G = Government expenditure for publicly provided goods and services such as roads, bridges, and medicare.

X = Exports

M = Imports

 

AD is essentially a country’s balance of trade. To represent AD graphically it will look something like this:

Shifts in Aggregate Demand

We know that the equation for the aggregate demand curve is AD = C + G + I + (X – M), therefore any reduction in any of the components will lead to a shift to the left. This is an example of the economy experiencing a contraction of demand. The aggregate demand curve can also shift right when the economy expands. Thus, the quantity of output demanded for a given price level rises.

 

Limitations of Aggregate Demand (AD)

The aggregate demand curve is useful for displaying relevant information regarding the price and demand prevalent in the economy, the relationship between price level and output or income. But there are limitations to the amount of information it provides. Although it provides the aggregate demand for the economy, it does not indicate where the economy sits on the graph.

 

Stabalisation of Aggregate Demand

Policies enacted by the government and central banks aim to keep economic growth, prices and unemployment rates stable. The goal is to minimise the impacts of economic problems. Thus the economy must stay as close to the trend line as possible as illustrated on the business cycle graph.

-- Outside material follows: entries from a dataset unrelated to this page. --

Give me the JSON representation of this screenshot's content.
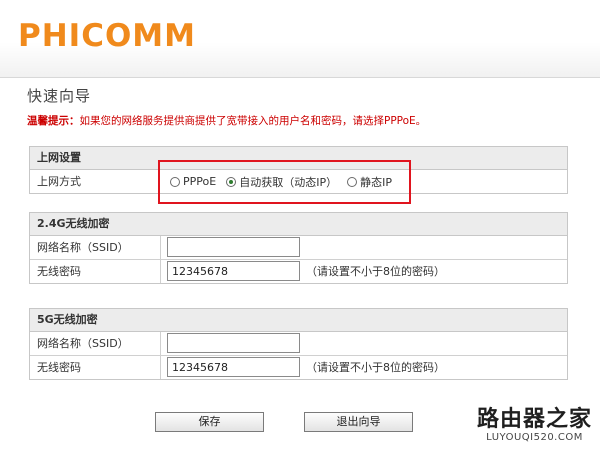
{
  "header": {
    "logo": "PHICOMM"
  },
  "page": {
    "title": "快速向导",
    "tip_label": "温馨提示：",
    "tip_text": "如果您的网络服务提供商提供了宽带接入的用户名和密码，请选择PPPoE。"
  },
  "internet": {
    "heading": "上网设置",
    "mode_label": "上网方式",
    "options": [
      "PPPoE",
      "自动获取（动态IP）",
      "静态IP"
    ],
    "selected": "自动获取（动态IP）"
  },
  "wifi24": {
    "heading": "2.4G无线加密",
    "ssid_label": "网络名称（SSID）",
    "ssid_value": "",
    "password_label": "无线密码",
    "password_value": "12345678",
    "password_hint": "（请设置不小于8位的密码）"
  },
  "wifi5": {
    "heading": "5G无线加密",
    "ssid_label": "网络名称（SSID）",
    "ssid_value": "",
    "password_label": "无线密码",
    "password_value": "12345678",
    "password_hint": "（请设置不小于8位的密码）"
  },
  "buttons": {
    "save": "保存",
    "exit": "退出向导"
  },
  "watermark": {
    "cn": "路由器之家",
    "url": "LUYOUQI520.COM"
  },
  "colors": {
    "logo": "#f08a1c",
    "tip": "#cc0000",
    "highlight": "#e0141e",
    "radio_selected": "#2f7d2f"
  }
}
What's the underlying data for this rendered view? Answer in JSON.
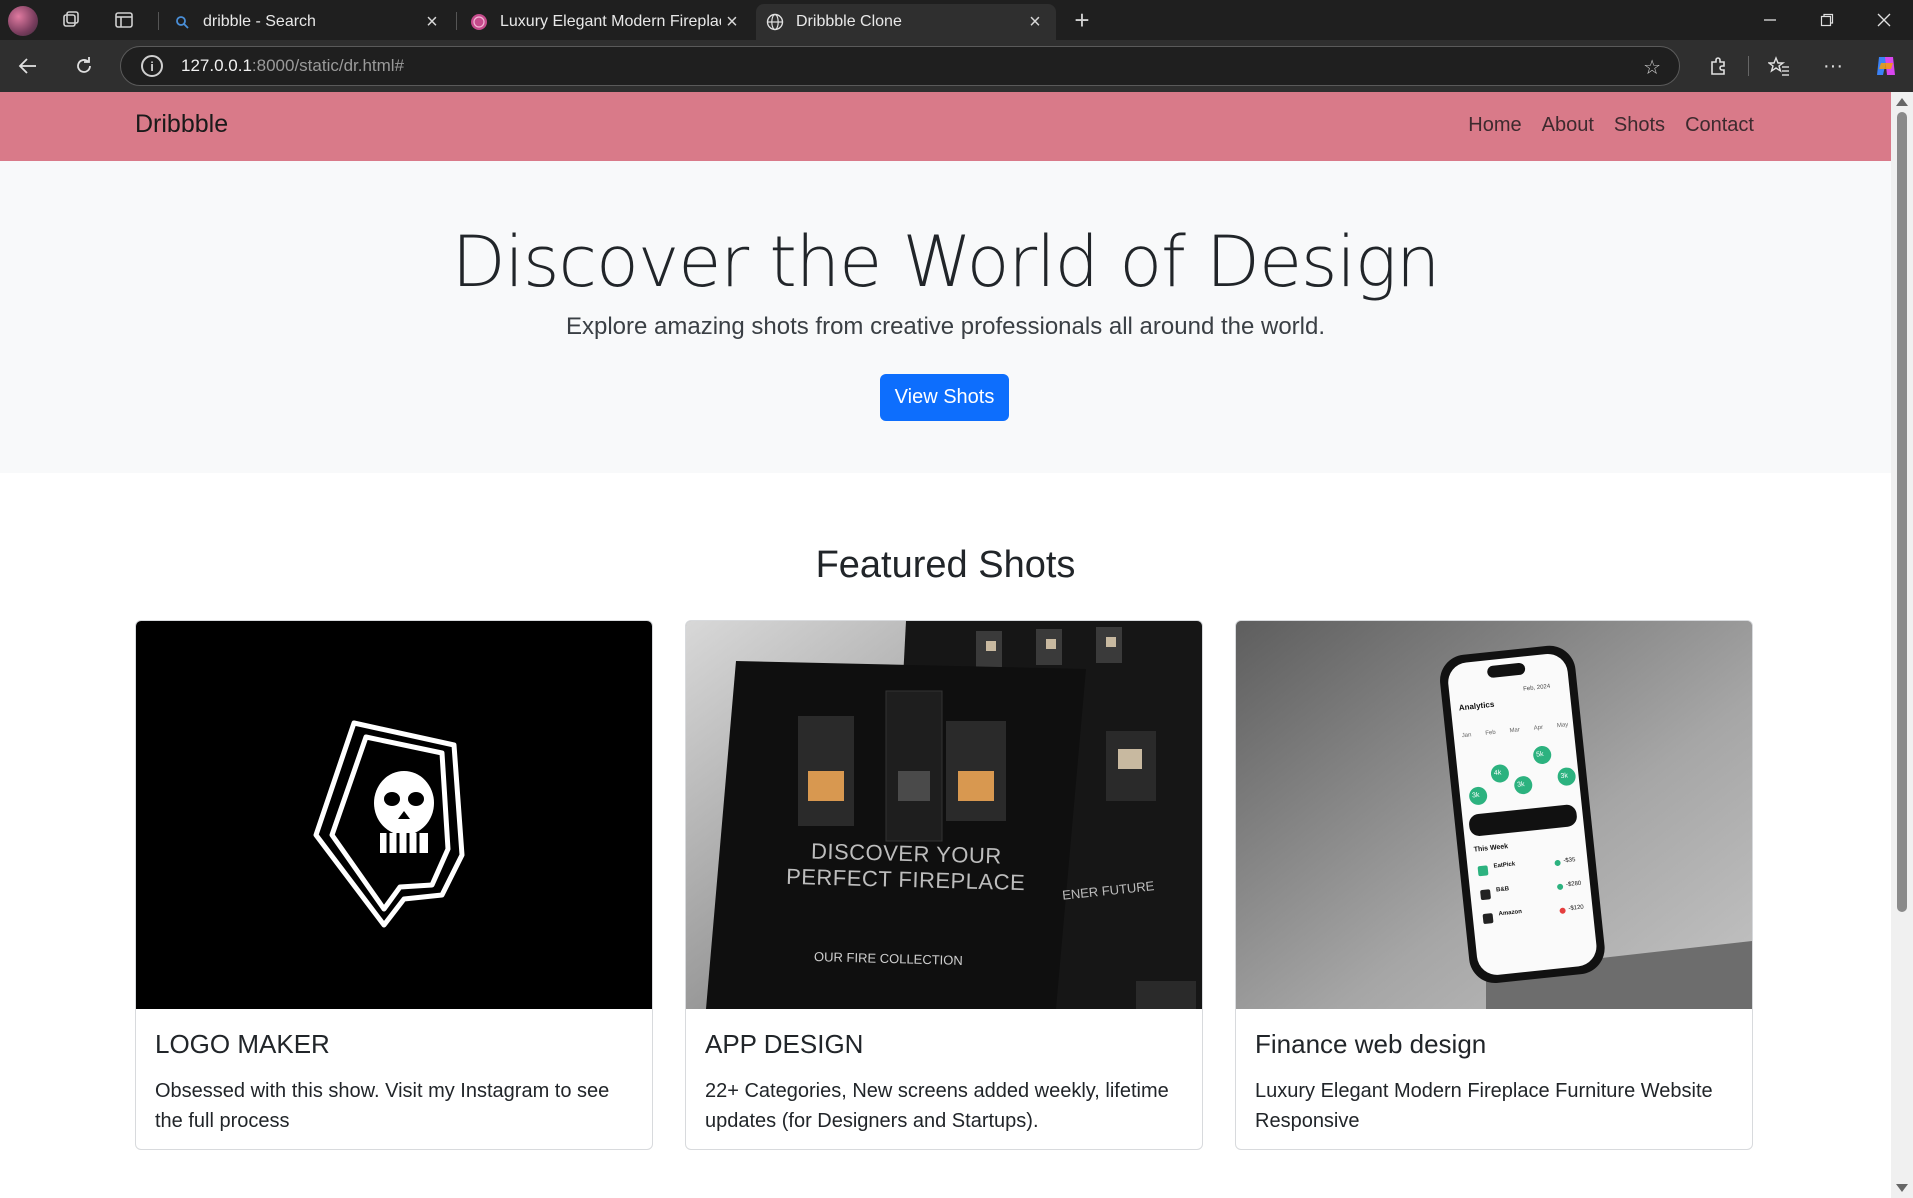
{
  "browser": {
    "tabs": [
      {
        "title": "dribble - Search",
        "icon": "search-icon"
      },
      {
        "title": "Luxury Elegant Modern Fireplace",
        "icon": "dribbble-icon"
      },
      {
        "title": "Dribbble Clone",
        "icon": "globe-icon",
        "active": true
      }
    ],
    "url_host": "127.0.0.1",
    "url_rest": ":8000/static/dr.html#"
  },
  "navbar": {
    "brand": "Dribbble",
    "links": [
      "Home",
      "About",
      "Shots",
      "Contact"
    ],
    "background": "#d97a89"
  },
  "hero": {
    "title": "Discover the World of Design",
    "subtitle": "Explore amazing shots from creative professionals all around the world.",
    "button": "View Shots",
    "button_color": "#0d6efd"
  },
  "featured": {
    "title": "Featured Shots",
    "cards": [
      {
        "title": "LOGO MAKER",
        "text": "Obsessed with this show. Visit my Instagram to see the full process"
      },
      {
        "title": "APP DESIGN",
        "text": "22+ Categories, New screens added weekly, lifetime updates (for Designers and Startups).",
        "image_text": {
          "headline1": "DISCOVER YOUR",
          "headline2": "PERFECT FIREPLACE",
          "collection": "OUR FIRE COLLECTION",
          "side": "ENER FUTURE"
        }
      },
      {
        "title": "Finance web design",
        "text": "Luxury Elegant Modern Fireplace Furniture Website Responsive",
        "image_text": {
          "analytics": "Analytics",
          "date": "Feb, 2024",
          "months": [
            "Jan",
            "Feb",
            "Mar",
            "Apr",
            "May"
          ],
          "bubbles": [
            "3k",
            "4k",
            "3k",
            "5k",
            "3k"
          ],
          "week": "This Week",
          "transactions": [
            {
              "name": "EatPick",
              "amount": "-$35"
            },
            {
              "name": "B&B",
              "amount": "-$280"
            },
            {
              "name": "Amazon",
              "amount": "-$120"
            }
          ]
        }
      }
    ]
  }
}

Changes such as unemployment, interest rates, and inflation also need to be considered, monitored and readily targeted when in need. Thus with the importance of keeping aggregate demand stable and free from large fluctuations which will damage the economy, economists must implement macroeconomic policies to ensure these goals are met.

 

Continuing on,

Policy Makers Have Three Ultimate Goals Indicators of Success
Keep the economy growing overtime Gross Domestic Product (GDP)
Limit Unemployment Unemployment Rate
Keep Prices Stable Inflation Rate

 

To achieve these goals, the following strategies are implemented:

    • Fiscal Policy
      The fiscal policy looks into how the government controls it’s income and expenditures for the benefit of the economy. By controlling its income and expenditures, the government can influence macroeconomic productivity levels. For more information about the fiscal policy with regards to the points below, click here.

 

  • Federal government budgets and budget outcomes
  • Effects of budgetary changes on resource use, income distribution and economic activity
  • Methods of financing deficits
  • Use of a surplus

 

    • Monetary Policy
      The monetary policy is the sister policy of the fiscal policy which also targets macroeconomic goals. The monetary policy is monitored and maintained by the central bank, in this case, the Reserve Bank of Australia (RBA). The monetary policy is maintained through actions such as modifying interest rates, buying and selling government bonds and changing the amount of money banks are required to keep in the vault (Bank Reserves). For more information about the monetary policy regarding the points below click here.

 

  • Purpose of monetary policy
  • Implementation of monetary policy by the Reserve bank of Australia
  • Impact of changes in interest rates on economic activity and the exchange rate

 

 

Both these policies can be implemented in an expansionary stance or a contractionary stance to match with the situation of the economy.

 

Check out our other blogs!

 

https://synergyhsc.com/study-economics-year-11-year-12/

https://synergyhsc.com/operation-economy-part-1-hsc-economics/

https://synergyhsc.com/nature-economics-part-1-introduction/